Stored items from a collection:
● ● ● ● ●

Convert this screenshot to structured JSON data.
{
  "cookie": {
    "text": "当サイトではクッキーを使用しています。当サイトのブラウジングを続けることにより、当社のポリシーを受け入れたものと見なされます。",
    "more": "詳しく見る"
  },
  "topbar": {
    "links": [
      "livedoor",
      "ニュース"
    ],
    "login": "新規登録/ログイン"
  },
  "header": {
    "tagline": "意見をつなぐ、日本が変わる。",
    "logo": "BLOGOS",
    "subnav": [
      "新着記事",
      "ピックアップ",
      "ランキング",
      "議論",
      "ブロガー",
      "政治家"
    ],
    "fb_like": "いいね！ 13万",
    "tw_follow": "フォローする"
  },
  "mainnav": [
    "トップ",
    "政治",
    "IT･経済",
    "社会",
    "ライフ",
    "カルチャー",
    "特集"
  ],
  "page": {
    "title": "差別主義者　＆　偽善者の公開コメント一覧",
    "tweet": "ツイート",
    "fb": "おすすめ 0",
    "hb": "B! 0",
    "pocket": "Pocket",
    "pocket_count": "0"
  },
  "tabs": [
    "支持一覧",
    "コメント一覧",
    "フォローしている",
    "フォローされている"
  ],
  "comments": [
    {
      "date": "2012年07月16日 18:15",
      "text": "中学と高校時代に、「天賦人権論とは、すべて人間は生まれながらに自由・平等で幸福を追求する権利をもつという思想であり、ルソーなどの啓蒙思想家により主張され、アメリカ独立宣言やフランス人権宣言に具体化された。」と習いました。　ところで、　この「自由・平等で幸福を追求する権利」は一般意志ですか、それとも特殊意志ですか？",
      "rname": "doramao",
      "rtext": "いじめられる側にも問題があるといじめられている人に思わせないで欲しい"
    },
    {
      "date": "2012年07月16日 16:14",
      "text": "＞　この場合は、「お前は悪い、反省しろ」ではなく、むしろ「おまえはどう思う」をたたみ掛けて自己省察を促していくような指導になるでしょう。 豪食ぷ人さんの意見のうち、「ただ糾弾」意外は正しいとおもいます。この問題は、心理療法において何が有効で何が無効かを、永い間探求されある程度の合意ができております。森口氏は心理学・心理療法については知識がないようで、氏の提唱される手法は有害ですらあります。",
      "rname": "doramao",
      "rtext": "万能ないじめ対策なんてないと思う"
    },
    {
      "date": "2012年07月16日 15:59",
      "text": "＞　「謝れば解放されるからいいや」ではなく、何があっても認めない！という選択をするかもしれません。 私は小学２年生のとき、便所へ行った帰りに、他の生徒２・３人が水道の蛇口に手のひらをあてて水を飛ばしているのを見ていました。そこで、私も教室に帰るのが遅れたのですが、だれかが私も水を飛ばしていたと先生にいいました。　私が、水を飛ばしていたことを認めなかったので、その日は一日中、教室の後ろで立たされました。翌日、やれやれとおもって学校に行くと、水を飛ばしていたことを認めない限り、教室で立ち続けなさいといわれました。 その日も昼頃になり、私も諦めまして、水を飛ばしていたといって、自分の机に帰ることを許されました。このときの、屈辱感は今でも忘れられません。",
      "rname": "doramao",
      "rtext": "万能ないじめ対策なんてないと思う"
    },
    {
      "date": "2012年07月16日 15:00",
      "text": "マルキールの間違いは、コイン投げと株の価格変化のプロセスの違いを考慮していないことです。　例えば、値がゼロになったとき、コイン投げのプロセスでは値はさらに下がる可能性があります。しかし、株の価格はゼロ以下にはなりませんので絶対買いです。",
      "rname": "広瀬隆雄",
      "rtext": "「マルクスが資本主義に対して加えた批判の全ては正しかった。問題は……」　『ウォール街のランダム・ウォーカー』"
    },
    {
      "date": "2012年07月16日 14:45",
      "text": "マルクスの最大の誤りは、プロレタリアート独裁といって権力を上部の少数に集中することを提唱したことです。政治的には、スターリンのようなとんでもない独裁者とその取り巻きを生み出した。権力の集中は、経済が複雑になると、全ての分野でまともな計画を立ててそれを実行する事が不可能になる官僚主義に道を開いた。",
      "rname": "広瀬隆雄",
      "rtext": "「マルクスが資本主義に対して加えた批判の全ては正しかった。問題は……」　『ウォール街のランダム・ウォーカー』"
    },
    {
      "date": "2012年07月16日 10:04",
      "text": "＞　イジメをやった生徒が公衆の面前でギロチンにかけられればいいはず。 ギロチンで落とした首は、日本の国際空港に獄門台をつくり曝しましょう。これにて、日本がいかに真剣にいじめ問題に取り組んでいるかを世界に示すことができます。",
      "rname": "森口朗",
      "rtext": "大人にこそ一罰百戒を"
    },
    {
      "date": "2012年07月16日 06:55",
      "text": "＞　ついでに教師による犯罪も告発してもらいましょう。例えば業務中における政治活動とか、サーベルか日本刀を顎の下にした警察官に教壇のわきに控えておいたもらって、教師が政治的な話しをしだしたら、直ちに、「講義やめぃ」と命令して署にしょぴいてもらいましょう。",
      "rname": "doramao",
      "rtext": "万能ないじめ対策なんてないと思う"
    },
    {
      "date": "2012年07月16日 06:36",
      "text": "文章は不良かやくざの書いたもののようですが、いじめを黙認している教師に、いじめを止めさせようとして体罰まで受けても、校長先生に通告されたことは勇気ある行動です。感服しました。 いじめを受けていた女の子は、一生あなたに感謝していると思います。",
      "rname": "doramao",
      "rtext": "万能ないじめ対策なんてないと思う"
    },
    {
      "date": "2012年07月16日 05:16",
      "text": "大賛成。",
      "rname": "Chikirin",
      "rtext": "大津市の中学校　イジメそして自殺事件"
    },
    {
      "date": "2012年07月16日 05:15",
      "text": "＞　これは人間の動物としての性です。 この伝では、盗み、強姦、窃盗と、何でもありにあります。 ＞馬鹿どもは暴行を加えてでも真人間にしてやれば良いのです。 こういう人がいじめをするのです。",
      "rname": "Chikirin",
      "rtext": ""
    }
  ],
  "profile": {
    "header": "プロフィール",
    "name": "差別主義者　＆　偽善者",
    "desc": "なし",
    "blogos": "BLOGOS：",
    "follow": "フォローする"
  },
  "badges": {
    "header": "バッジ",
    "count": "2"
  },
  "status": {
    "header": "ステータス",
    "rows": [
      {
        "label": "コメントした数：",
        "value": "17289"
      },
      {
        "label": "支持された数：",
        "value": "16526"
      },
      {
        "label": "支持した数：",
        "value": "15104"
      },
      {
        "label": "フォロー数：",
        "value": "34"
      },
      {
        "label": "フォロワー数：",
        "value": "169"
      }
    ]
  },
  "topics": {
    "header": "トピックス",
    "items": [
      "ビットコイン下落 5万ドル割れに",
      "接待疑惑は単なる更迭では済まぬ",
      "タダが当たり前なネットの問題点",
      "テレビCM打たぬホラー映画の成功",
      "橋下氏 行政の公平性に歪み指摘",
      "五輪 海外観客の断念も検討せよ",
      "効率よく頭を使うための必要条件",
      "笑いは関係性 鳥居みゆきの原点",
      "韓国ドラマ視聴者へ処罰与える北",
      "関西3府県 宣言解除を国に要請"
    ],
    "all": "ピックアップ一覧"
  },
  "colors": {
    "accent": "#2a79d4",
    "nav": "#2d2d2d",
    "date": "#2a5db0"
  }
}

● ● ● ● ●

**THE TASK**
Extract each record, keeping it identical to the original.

**RESULT OF THE EXERCISE**
Convert this screenshot to structured JSON data.
{
  "cookie": {
    "text": "当サイトではクッキーを使用しています。当サイトのブラウジングを続けることにより、当社のポリシーを受け入れたものと見なされます。",
    "more": "詳しく見る"
  },
  "topbar": {
    "links": [
      "livedoor",
      "ニュース"
    ],
    "login": "新規登録/ログイン"
  },
  "header": {
    "tagline": "意見をつなぐ、日本が変わる。",
    "logo": "BLOGOS",
    "subnav": [
      "新着記事",
      "ピックアップ",
      "ランキング",
      "議論",
      "ブロガー",
      "政治家"
    ],
    "fb_like": "いいね！ 13万",
    "tw_follow": "フォローする"
  },
  "mainnav": [
    "トップ",
    "政治",
    "IT･経済",
    "社会",
    "ライフ",
    "カルチャー",
    "特集"
  ],
  "page": {
    "title": "差別主義者　＆　偽善者の公開コメント一覧",
    "tweet": "ツイート",
    "fb": "おすすめ 0",
    "hb": "B! 0",
    "pocket": "Pocket",
    "pocket_count": "0"
  },
  "tabs": [
    "支持一覧",
    "コメント一覧",
    "フォローしている",
    "フォローされている"
  ],
  "comments": [
    {
      "date": "2012年07月16日 18:15",
      "text": "中学と高校時代に、「天賦人権論とは、すべて人間は生まれながらに自由・平等で幸福を追求する権利をもつという思想であり、ルソーなどの啓蒙思想家により主張され、アメリカ独立宣言やフランス人権宣言に具体化された。」と習いました。　ところで、　この「自由・平等で幸福を追求する権利」は一般意志ですか、それとも特殊意志ですか？",
      "rname": "doramao",
      "rtext": "いじめられる側にも問題があるといじめられている人に思わせないで欲しい"
    },
    {
      "date": "2012年07月16日 16:14",
      "text": "＞　この場合は、「お前は悪い、反省しろ」ではなく、むしろ「おまえはどう思う」をたたみ掛けて自己省察を促していくような指導になるでしょう。 豪食ぷ人さんの意見のうち、「ただ糾弾」意外は正しいとおもいます。この問題は、心理療法において何が有効で何が無効かを、永い間探求されある程度の合意ができております。森口氏は心理学・心理療法については知識がないようで、氏の提唱される手法は有害ですらあります。",
      "rname": "doramao",
      "rtext": "万能ないじめ対策なんてないと思う"
    },
    {
      "date": "2012年07月16日 15:59",
      "text": "＞　「謝れば解放されるからいいや」ではなく、何があっても認めない！という選択をするかもしれません。 私は小学２年生のとき、便所へ行った帰りに、他の生徒２・３人が水道の蛇口に手のひらをあてて水を飛ばしているのを見ていました。そこで、私も教室に帰るのが遅れたのですが、だれかが私も水を飛ばしていたと先生にいいました。　私が、水を飛ばしていたことを認めなかったので、その日は一日中、教室の後ろで立たされました。翌日、やれやれとおもって学校に行くと、水を飛ばしていたことを認めない限り、教室で立ち続けなさいといわれました。 その日も昼頃になり、私も諦めまして、水を飛ばしていたといって、自分の机に帰ることを許されました。このときの、屈辱感は今でも忘れられません。",
      "rname": "doramao",
      "rtext": "万能ないじめ対策なんてないと思う"
    },
    {
      "date": "2012年07月16日 15:00",
      "text": "マルキールの間違いは、コイン投げと株の価格変化のプロセスの違いを考慮していないことです。　例えば、値がゼロになったとき、コイン投げのプロセスでは値はさらに下がる可能性があります。しかし、株の価格はゼロ以下にはなりませんので絶対買いです。",
      "rname": "広瀬隆雄",
      "rtext": "「マルクスが資本主義に対して加えた批判の全ては正しかった。問題は……」　『ウォール街のランダム・ウォーカー』"
    },
    {
      "date": "2012年07月16日 14:45",
      "text": "マルクスの最大の誤りは、プロレタリアート独裁といって権力を上部の少数に集中することを提唱したことです。政治的には、スターリンのようなとんでもない独裁者とその取り巻きを生み出した。権力の集中は、経済が複雑になると、全ての分野でまともな計画を立ててそれを実行する事が不可能になる官僚主義に道を開いた。",
      "rname": "広瀬隆雄",
      "rtext": "「マルクスが資本主義に対して加えた批判の全ては正しかった。問題は……」　『ウォール街のランダム・ウォーカー』"
    },
    {
      "date": "2012年07月16日 10:04",
      "text": "＞　イジメをやった生徒が公衆の面前でギロチンにかけられればいいはず。 ギロチンで落とした首は、日本の国際空港に獄門台をつくり曝しましょう。これにて、日本がいかに真剣にいじめ問題に取り組んでいるかを世界に示すことができます。",
      "rname": "森口朗",
      "rtext": "大人にこそ一罰百戒を"
    },
    {
      "date": "2012年07月16日 06:55",
      "text": "＞　ついでに教師による犯罪も告発してもらいましょう。例えば業務中における政治活動とか、サーベルか日本刀を顎の下にした警察官に教壇のわきに控えておいたもらって、教師が政治的な話しをしだしたら、直ちに、「講義やめぃ」と命令して署にしょぴいてもらいましょう。",
      "rname": "doramao",
      "rtext": "万能ないじめ対策なんてないと思う"
    },
    {
      "date": "2012年07月16日 06:36",
      "text": "文章は不良かやくざの書いたもののようですが、いじめを黙認している教師に、いじめを止めさせようとして体罰まで受けても、校長先生に通告されたことは勇気ある行動です。感服しました。 いじめを受けていた女の子は、一生あなたに感謝していると思います。",
      "rname": "doramao",
      "rtext": "万能ないじめ対策なんてないと思う"
    },
    {
      "date": "2012年07月16日 05:16",
      "text": "大賛成。",
      "rname": "Chikirin",
      "rtext": "大津市の中学校　イジメそして自殺事件"
    },
    {
      "date": "2012年07月16日 05:15",
      "text": "＞　これは人間の動物としての性です。 この伝では、盗み、強姦、窃盗と、何でもありにあります。 ＞馬鹿どもは暴行を加えてでも真人間にしてやれば良いのです。 こういう人がいじめをするのです。",
      "rname": "Chikirin",
      "rtext": ""
    }
  ],
  "profile": {
    "header": "プロフィール",
    "name": "差別主義者　＆　偽善者",
    "desc": "なし",
    "blogos": "BLOGOS：",
    "follow": "フォローする"
  },
  "badges": {
    "header": "バッジ",
    "count": "2"
  },
  "status": {
    "header": "ステータス",
    "rows": [
      {
        "label": "コメントした数：",
        "value": "17289"
      },
      {
        "label": "支持された数：",
        "value": "16526"
      },
      {
        "label": "支持した数：",
        "value": "15104"
      },
      {
        "label": "フォロー数：",
        "value": "34"
      },
      {
        "label": "フォロワー数：",
        "value": "169"
      }
    ]
  },
  "topics": {
    "header": "トピックス",
    "items": [
      "ビットコイン下落 5万ドル割れに",
      "接待疑惑は単なる更迭では済まぬ",
      "タダが当たり前なネットの問題点",
      "テレビCM打たぬホラー映画の成功",
      "橋下氏 行政の公平性に歪み指摘",
      "五輪 海外観客の断念も検討せよ",
      "効率よく頭を使うための必要条件",
      "笑いは関係性 鳥居みゆきの原点",
      "韓国ドラマ視聴者へ処罰与える北",
      "関西3府県 宣言解除を国に要請"
    ],
    "all": "ピックアップ一覧"
  },
  "colors": {
    "accent": "#2a79d4",
    "nav": "#2d2d2d",
    "date": "#2a5db0"
  }
}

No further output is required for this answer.